=== What to work on ===
In the records below, find each line with "Norsk" and copy it.

Website and app data records
◇ ◇ ◇ ◇

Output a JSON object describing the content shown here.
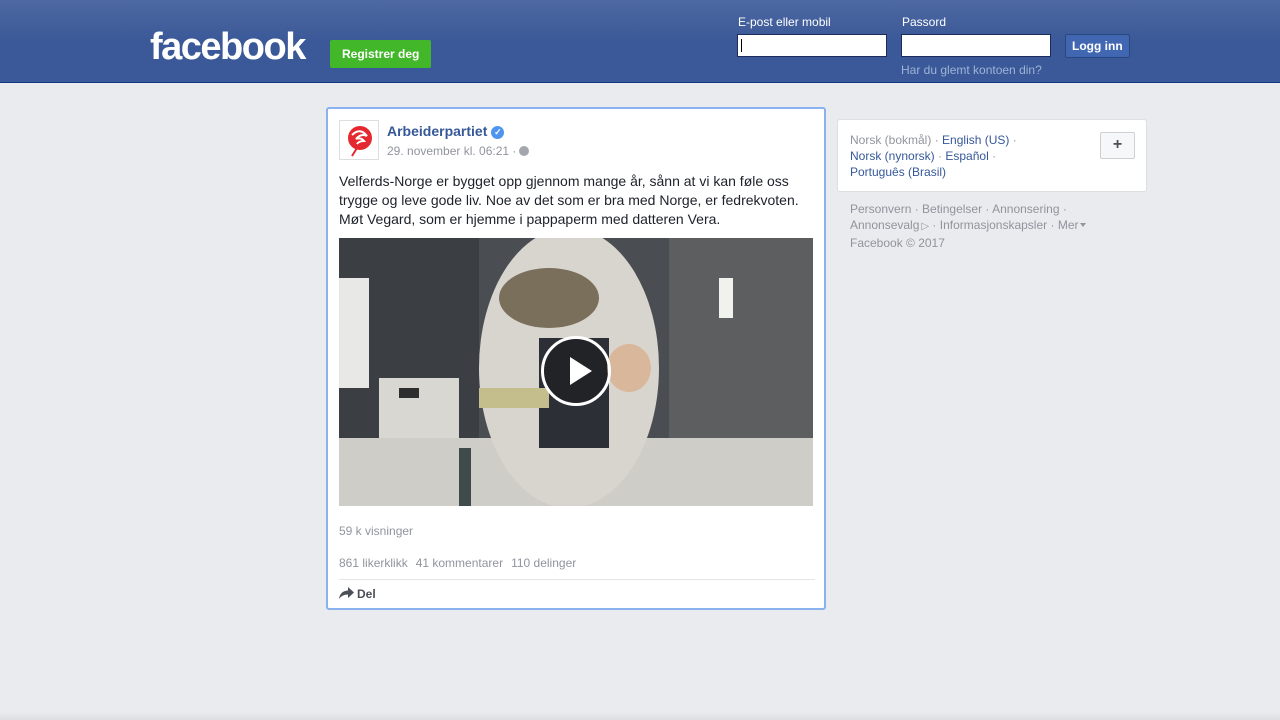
{
  "header": {
    "logo": "facebook",
    "register_label": "Registrer deg",
    "email_label": "E-post eller mobil",
    "email_value": "",
    "password_label": "Passord",
    "password_value": "",
    "login_label": "Logg inn",
    "forgot_label": "Har du glemt kontoen din?"
  },
  "post": {
    "page_name": "Arbeiderpartiet",
    "verified_icon": "verified-checkmark-icon",
    "timestamp": "29. november kl. 06:21 ·",
    "privacy_icon": "globe-icon",
    "text": "Velferds-Norge er bygget opp gjennom mange år, sånn at vi kan føle oss trygge og leve gode liv. Noe av det som er bra med Norge, er fedrekvoten. Møt Vegard, som er hjemme i pappaperm med datteren Vera.",
    "views": "59 k visninger",
    "likes": "861 likerklikk",
    "comments": "41 kommentarer",
    "shares": "110 delinger",
    "share_label": "Del",
    "colors": {
      "link": "#365899",
      "border_highlight": "#8bb2f0"
    }
  },
  "languages": {
    "current": "Norsk (bokmål)",
    "links": [
      "English (US)",
      "Norsk (nynorsk)",
      "Español",
      "Português (Brasil)"
    ],
    "add_label": "+"
  },
  "footer": {
    "links": [
      "Personvern",
      "Betingelser",
      "Annonsering",
      "Annonsevalg",
      "Informasjonskapsler",
      "Mer"
    ],
    "copyright": "Facebook © 2017"
  },
  "colors": {
    "header": "#3b5998",
    "register": "#42b72a",
    "background": "#e9ebee"
  }
}
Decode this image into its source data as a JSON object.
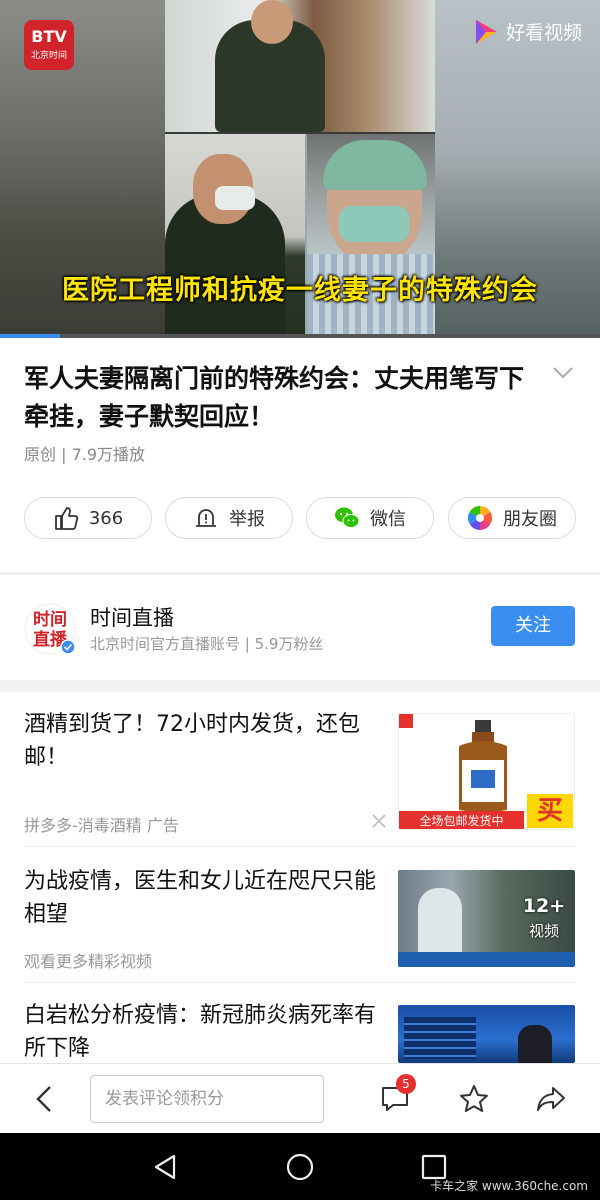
{
  "video": {
    "caption": "医院工程师和抗疫一线妻子的特殊约会",
    "channel_logo_text": "BTV",
    "channel_logo_sub": "北京时间",
    "brand": "好看视频",
    "progress_fraction": 0.1
  },
  "article": {
    "title": "军人夫妻隔离门前的特殊约会：丈夫用笔写下牵挂，妻子默契回应！",
    "meta": "原创 | 7.9万播放"
  },
  "actions": [
    {
      "label": "366",
      "icon": "thumbs-up-icon"
    },
    {
      "label": "举报",
      "icon": "report-icon"
    },
    {
      "label": "微信",
      "icon": "wechat-icon"
    },
    {
      "label": "朋友圈",
      "icon": "moments-icon"
    }
  ],
  "account": {
    "name": "时间直播",
    "avatar_text": "时间直播",
    "description": "北京时间官方直播账号 | 5.9万粉丝",
    "follow_label": "关注"
  },
  "feed": [
    {
      "title": "酒精到货了！72小时内发货，还包邮！",
      "sub": "拼多多-消毒酒精  广告",
      "thumb_banner": "全场包邮发货中",
      "thumb_buy": "买"
    },
    {
      "title": "为战疫情，医生和女儿近在咫尺只能相望",
      "sub": "观看更多精彩视频",
      "thumb_count": "12+",
      "thumb_label": "视频"
    },
    {
      "title": "白岩松分析疫情：新冠肺炎病死率有所下降"
    }
  ],
  "bottombar": {
    "comment_placeholder": "发表评论领积分",
    "comment_badge": "5"
  },
  "watermark": "卡车之家 www.360che.com",
  "colors": {
    "accent": "#3b8ef0",
    "caption_yellow": "#ffe400",
    "btv_red": "#d0232a",
    "badge_red": "#e6302d"
  }
}
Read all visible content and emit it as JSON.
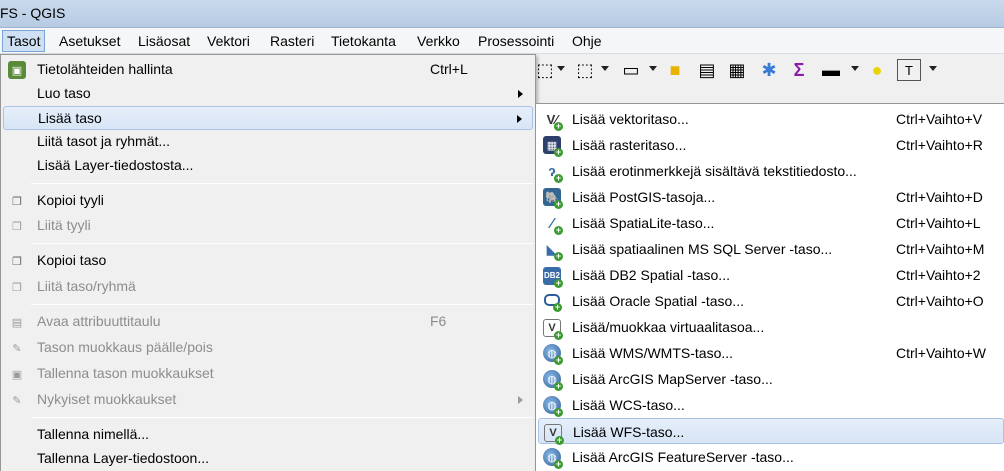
{
  "window": {
    "title": "FS - QGIS"
  },
  "menubar": {
    "items": [
      {
        "label": "Tasot",
        "active": true
      },
      {
        "label": "Asetukset"
      },
      {
        "label": "Lisäosat"
      },
      {
        "label": "Vektori"
      },
      {
        "label": "Rasteri"
      },
      {
        "label": "Tietokanta"
      },
      {
        "label": "Verkko"
      },
      {
        "label": "Prosessointi"
      },
      {
        "label": "Ohje"
      }
    ]
  },
  "main_menu": {
    "items": [
      {
        "label": "Tietolähteiden hallinta",
        "shortcut": "Ctrl+L",
        "icon": "data-source-manager-icon"
      },
      {
        "label": "Luo taso",
        "submenu": true
      },
      {
        "label": "Lisää taso",
        "submenu": true,
        "highlighted": true
      },
      {
        "label": "Liitä tasot ja ryhmät..."
      },
      {
        "label": "Lisää Layer-tiedostosta..."
      },
      {
        "label": "Kopioi tyyli",
        "icon": "copy-style-icon"
      },
      {
        "label": "Liitä tyyli",
        "disabled": true,
        "icon": "paste-style-icon"
      },
      {
        "label": "Kopioi taso",
        "icon": "copy-layer-icon"
      },
      {
        "label": "Liitä taso/ryhmä",
        "disabled": true,
        "icon": "paste-layer-icon"
      },
      {
        "label": "Avaa attribuuttitaulu",
        "shortcut": "F6",
        "disabled": true,
        "icon": "attribute-table-icon"
      },
      {
        "label": "Tason muokkaus päälle/pois",
        "disabled": true,
        "icon": "pencil-icon"
      },
      {
        "label": "Tallenna tason muokkaukset",
        "disabled": true,
        "icon": "save-edits-icon"
      },
      {
        "label": "Nykyiset muokkaukset",
        "disabled": true,
        "submenu": true,
        "icon": "current-edits-icon"
      },
      {
        "label": "Tallenna nimellä..."
      },
      {
        "label": "Tallenna Layer-tiedostoon..."
      }
    ]
  },
  "sub_menu": {
    "items": [
      {
        "label": "Lisää vektoritaso...",
        "shortcut": "Ctrl+Vaihto+V",
        "icon": "vector-layer-icon"
      },
      {
        "label": "Lisää rasteritaso...",
        "shortcut": "Ctrl+Vaihto+R",
        "icon": "raster-layer-icon"
      },
      {
        "label": "Lisää erotinmerkkejä sisältävä tekstitiedosto...",
        "shortcut": "",
        "icon": "delimited-text-icon"
      },
      {
        "label": "Lisää PostGIS-tasoja...",
        "shortcut": "Ctrl+Vaihto+D",
        "icon": "postgis-icon"
      },
      {
        "label": "Lisää SpatiaLite-taso...",
        "shortcut": "Ctrl+Vaihto+L",
        "icon": "spatialite-icon"
      },
      {
        "label": "Lisää spatiaalinen MS SQL Server -taso...",
        "shortcut": "Ctrl+Vaihto+M",
        "icon": "mssql-icon"
      },
      {
        "label": "Lisää DB2 Spatial -taso...",
        "shortcut": "Ctrl+Vaihto+2",
        "icon": "db2-icon"
      },
      {
        "label": "Lisää Oracle Spatial -taso...",
        "shortcut": "Ctrl+Vaihto+O",
        "icon": "oracle-icon"
      },
      {
        "label": "Lisää/muokkaa virtuaalitasoa...",
        "shortcut": "",
        "icon": "virtual-layer-icon"
      },
      {
        "label": "Lisää WMS/WMTS-taso...",
        "shortcut": "Ctrl+Vaihto+W",
        "icon": "wms-icon"
      },
      {
        "label": "Lisää ArcGIS MapServer -taso...",
        "shortcut": "",
        "icon": "arcgis-mapserver-icon"
      },
      {
        "label": "Lisää WCS-taso...",
        "shortcut": "",
        "icon": "wcs-icon"
      },
      {
        "label": "Lisää WFS-taso...",
        "shortcut": "",
        "icon": "wfs-icon",
        "highlighted": true
      },
      {
        "label": "Lisää ArcGIS FeatureServer -taso...",
        "shortcut": "",
        "icon": "arcgis-featureserver-icon"
      }
    ]
  },
  "colors": {
    "highlight": "#d7e5f6",
    "highlight_border": "#a8c3e6",
    "disabled_text": "#8d8d8d",
    "titlebar": "#b6cbe3"
  }
}
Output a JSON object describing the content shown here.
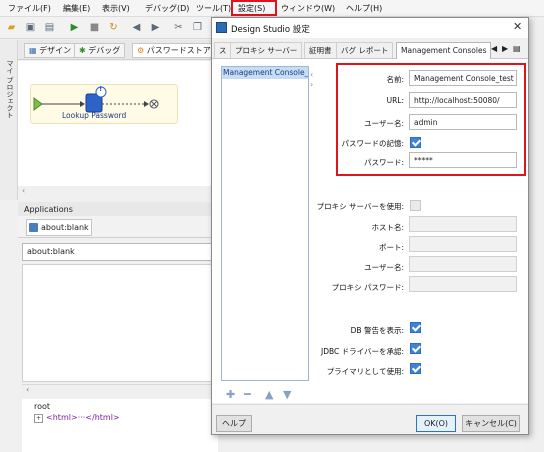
{
  "menubar": {
    "items": [
      "ファイル(F)",
      "編集(E)",
      "表示(V)",
      "デバッグ(D)",
      "ツール(T)",
      "設定(S)",
      "ウィンドウ(W)",
      "ヘルプ(H)"
    ]
  },
  "left_strip": {
    "label": "マイ プロジェクト"
  },
  "editor": {
    "tabs": [
      "デザイン",
      "デバッグ",
      "パスワードストア"
    ],
    "flow_step_label": "Lookup Password",
    "flow_badge": "!"
  },
  "applications": {
    "title": "Applications",
    "tab_label": "about:blank",
    "url": "about:blank",
    "tree_root": "root",
    "tree_child": "<html>···</html>"
  },
  "dialog": {
    "title": "Design Studio 設定",
    "close": "✕",
    "tabs": [
      "ス",
      "プロキシ サーバー",
      "証明書",
      "バグ レポート",
      "Management Consoles"
    ],
    "active_tab": "Management Consoles",
    "tab_nav": [
      "◀",
      "▶",
      "▤"
    ],
    "list": {
      "selected": "Management Console_test",
      "collapse": "‹",
      "expand": "›",
      "add": "✚",
      "remove": "━",
      "up": "▲",
      "down": "▼"
    },
    "form": {
      "name_label": "名前:",
      "name_value": "Management Console_test",
      "url_label": "URL:",
      "url_value": "http://localhost:50080/",
      "user_label": "ユーザー名:",
      "user_value": "admin",
      "remember_label": "パスワードの記憶:",
      "remember_checked": true,
      "password_label": "パスワード:",
      "password_value": "*****",
      "proxy_use_label": "プロキシ サーバーを使用:",
      "proxy_use_checked": false,
      "host_label": "ホスト名:",
      "port_label": "ポート:",
      "proxy_user_label": "ユーザー名:",
      "proxy_password_label": "プロキシ パスワード:",
      "db_warning_label": "DB 警告を表示:",
      "db_warning_checked": true,
      "jdbc_label": "JDBC ドライバーを承認:",
      "jdbc_checked": true,
      "primary_label": "プライマリとして使用:",
      "primary_checked": true
    },
    "buttons": {
      "help": "ヘルプ",
      "ok": "OK(O)",
      "cancel": "キャンセル(C)"
    }
  },
  "colors": {
    "highlight": "#e0141e",
    "selection": "#c7dcf5",
    "checkbox": "#3e83d4"
  }
}
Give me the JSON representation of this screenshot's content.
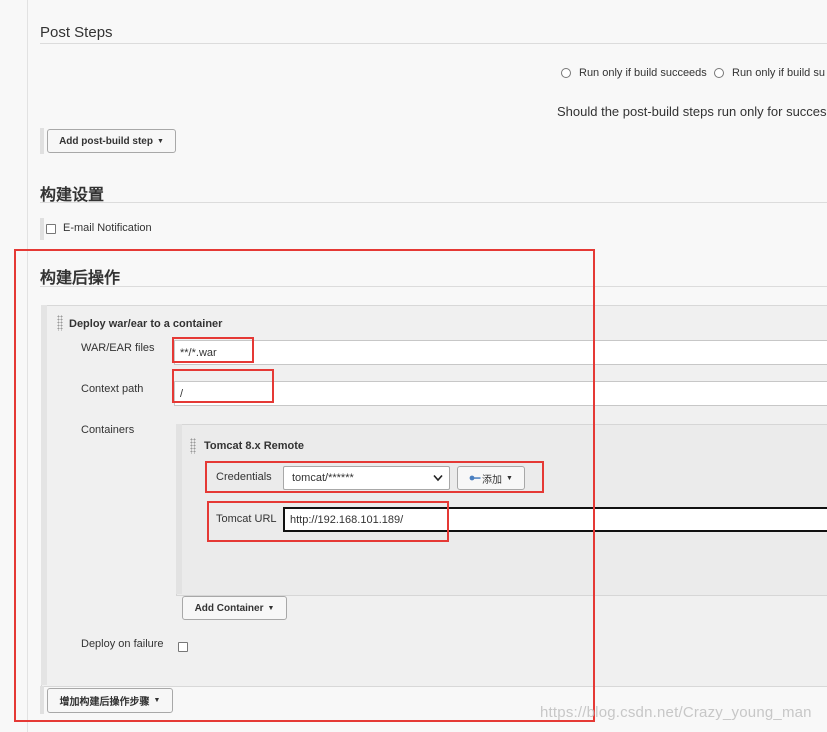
{
  "post_steps": {
    "title": "Post Steps",
    "options": [
      {
        "label": "Run only if build succeeds",
        "selected": false
      },
      {
        "label": "Run only if build su",
        "selected": false
      }
    ],
    "help_text": "Should the post-build steps run only for success",
    "add_button": "Add post-build step"
  },
  "build_settings": {
    "title": "构建设置",
    "email_label": "E-mail Notification",
    "email_checked": false
  },
  "post_build": {
    "title": "构建后操作",
    "deploy": {
      "title": "Deploy war/ear to a container",
      "war_label": "WAR/EAR files",
      "war_value": "**/*.war",
      "context_label": "Context path",
      "context_value": "/",
      "containers_label": "Containers",
      "container": {
        "title": "Tomcat 8.x Remote",
        "credentials_label": "Credentials",
        "credentials_value": "tomcat/******",
        "add_button": "添加",
        "url_label": "Tomcat URL",
        "url_value": "http://192.168.101.189/"
      },
      "add_container_button": "Add Container",
      "deploy_on_failure_label": "Deploy on failure",
      "deploy_on_failure_checked": false
    },
    "add_step_button": "增加构建后操作步骤"
  },
  "watermark": "https://blog.csdn.net/Crazy_young_man"
}
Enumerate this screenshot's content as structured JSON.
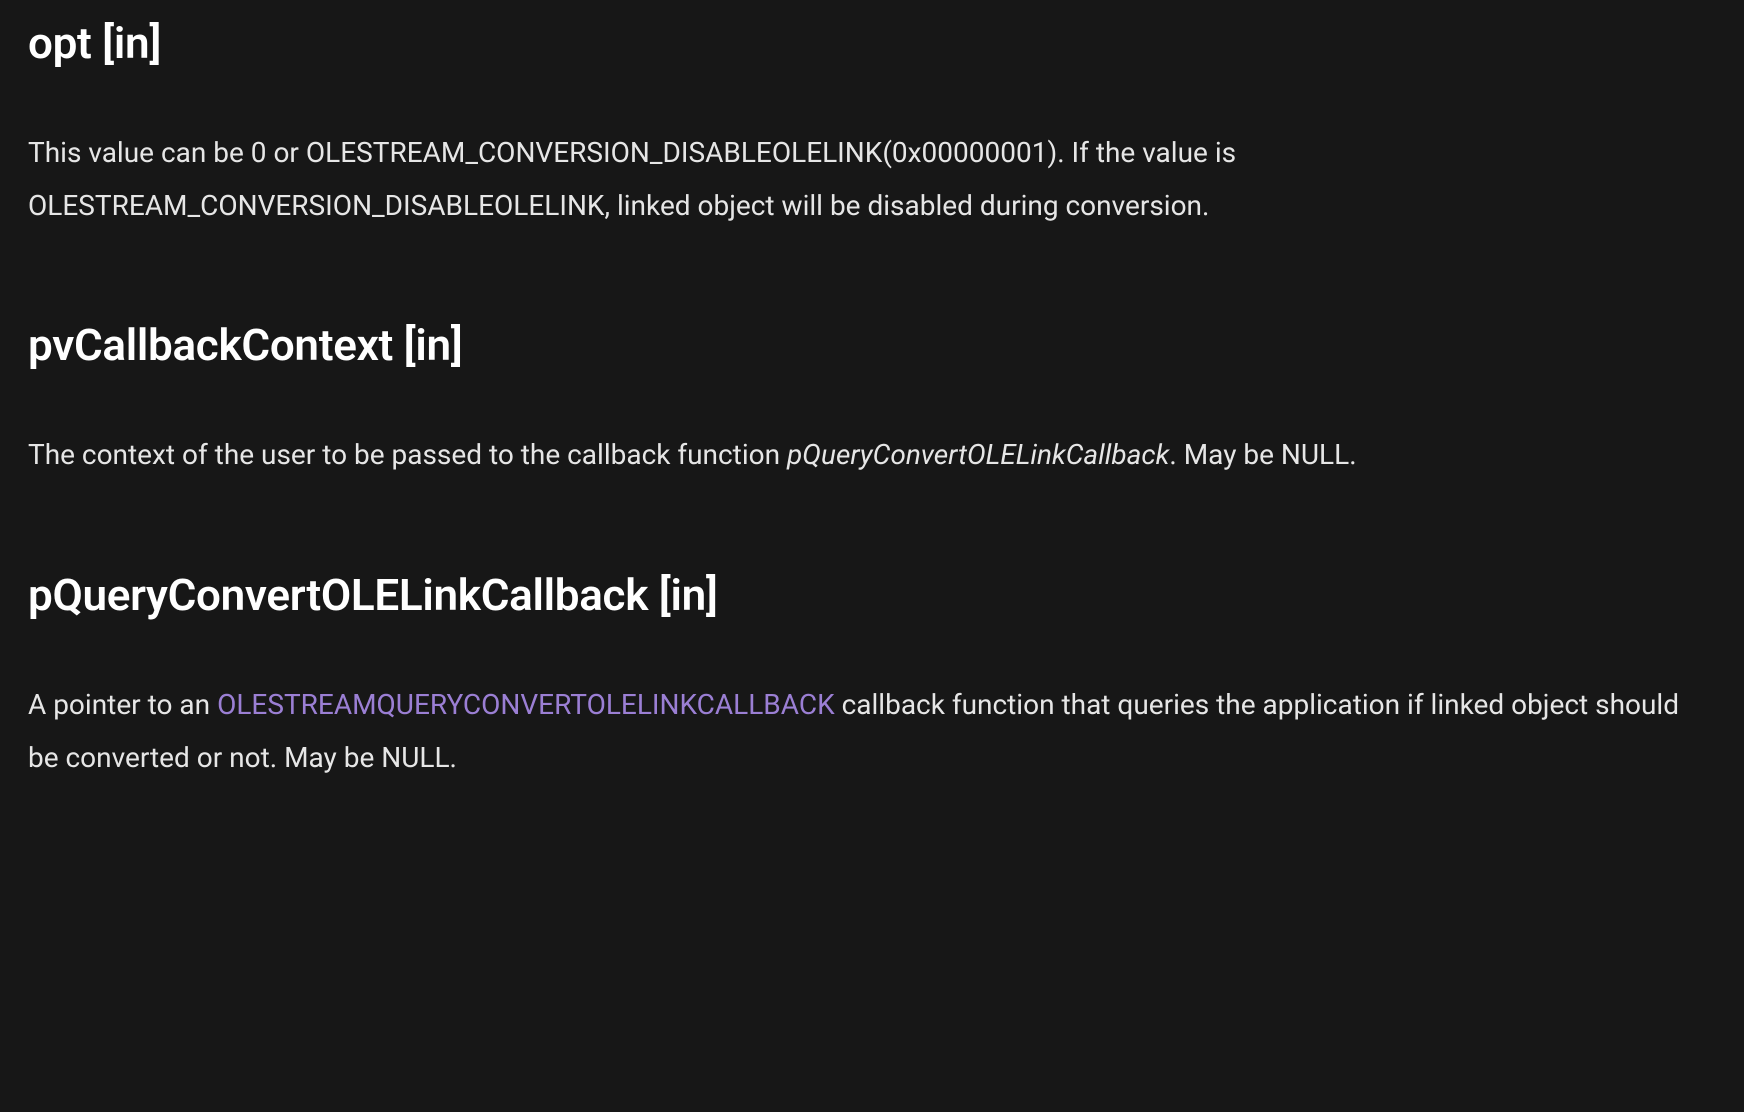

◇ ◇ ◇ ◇

=== Response ===
    "current": "Norsk (bokmål)",
      "Norsk (nynorsk)",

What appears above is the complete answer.